As Back Bay resident Julia Miller strolled by the AMC Loews Harvard Square in Cambridge, she noticed a message on the marquis above that said, “1925-2012 Thank you & good-bye.”
Sunday marked the tiny theater’s final business day, which came as a surprise to Miller, and other who frequented the multiplex for their film fixes.
“This is such a bummer. Why are they closing?” Miller asked.
While the specific reasons are unclear, AMC Spokesman Ryan Noonan said the company continually strives to upgrade the quality of its theater circuit by adding new screens and disposing of old ones through closures and sales.
“We do, however, look at our theaters on an individual basis and we have decided to sell the AMC Harvard Square 5,” Noonan said.
Noonan recommended that residents head to the Boston Common theater, roughly five miles away, but for many cinephiles, it just won’t be the same.
“Once I was in the doors, it had sort of this feeling of being just a little bit more authentic. It had this ability to draw you back to what the movie-going experience used to be like,” said Greg Epstein, who has visited the theater numerous times. “It was this very ambivalent feeling of, ‘Wow, a movie theater can create a sense of community.’ I’d say I feel a certain melancholy looking up at the sign and seeing 1925-2012; it’s really done. If we want movies I guess we have to go to big movie theaters, and if we want a sense of community I guess we are just going to have to get that somewhere else.”
In addition to new releases, the theater hosted a weekly showing of “The Rocky Horror Picture Show” every Saturday at midnight, a tradition that has gone strong since 1984, when the showings moved from Boston’s Exeter Street Theater.
The screening was accompanied by a live performance by Full Body Cast, a rotating group of actors who performed along with the film.
“We have our regulars who are there every week without fail,” said Gary Greenbaum, assistant director of the Rocky Horror Picture Show. “They love it because its fun, it’s different, and it’s not a main stream crowd. If you have trouble finding places to fit in, Rocky is a good place to fit in.”
Greenbaum estimates that about 10 percent of the crowd show up dressed like the film’s iconic characters, and another 10 percent come decked out in their own brand of risque attire.
Fans of the cult classic showed up in full force at the last show Saturday night, which sold out 500 seats.
The show wrapped up about 3 a.m., Greenbaum said, with loyal fans of the cult classic choosing to linger behind as the credits rolled and the cast blasted Journey’s “Don’t Stop Believing.”
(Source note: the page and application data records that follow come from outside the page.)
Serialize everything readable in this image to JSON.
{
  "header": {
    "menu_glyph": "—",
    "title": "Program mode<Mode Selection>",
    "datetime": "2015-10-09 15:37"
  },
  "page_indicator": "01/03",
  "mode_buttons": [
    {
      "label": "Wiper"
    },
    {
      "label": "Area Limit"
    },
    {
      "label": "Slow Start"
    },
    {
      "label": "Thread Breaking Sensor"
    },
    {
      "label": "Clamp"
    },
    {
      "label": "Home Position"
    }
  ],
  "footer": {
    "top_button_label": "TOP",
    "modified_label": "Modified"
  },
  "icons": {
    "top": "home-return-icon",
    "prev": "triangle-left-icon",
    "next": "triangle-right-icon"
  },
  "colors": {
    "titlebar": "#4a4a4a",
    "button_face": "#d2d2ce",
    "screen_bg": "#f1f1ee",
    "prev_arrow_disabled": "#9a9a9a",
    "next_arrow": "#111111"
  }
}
“It was very sad. The entire audience stayed and sang it with us. Five-hundred people just standing, singing,” Greenbaum said.
But it’s not all sad news for those fans, because the show will go on at AMC Loews Boston Common 19.
The first performance will be on Aug. 4 at 12:30 a.m.
Greenbaum said he believes that the shiny new venue will not have an effect on the feel of the show.
“We are a separate entity. Even though we were at an art house theater, it was still an AMC theater. We’ve never had a corporate vibe forced on us. As long as the manager wants us there, and the theater enjoys us, then the vibe of the show is fine.”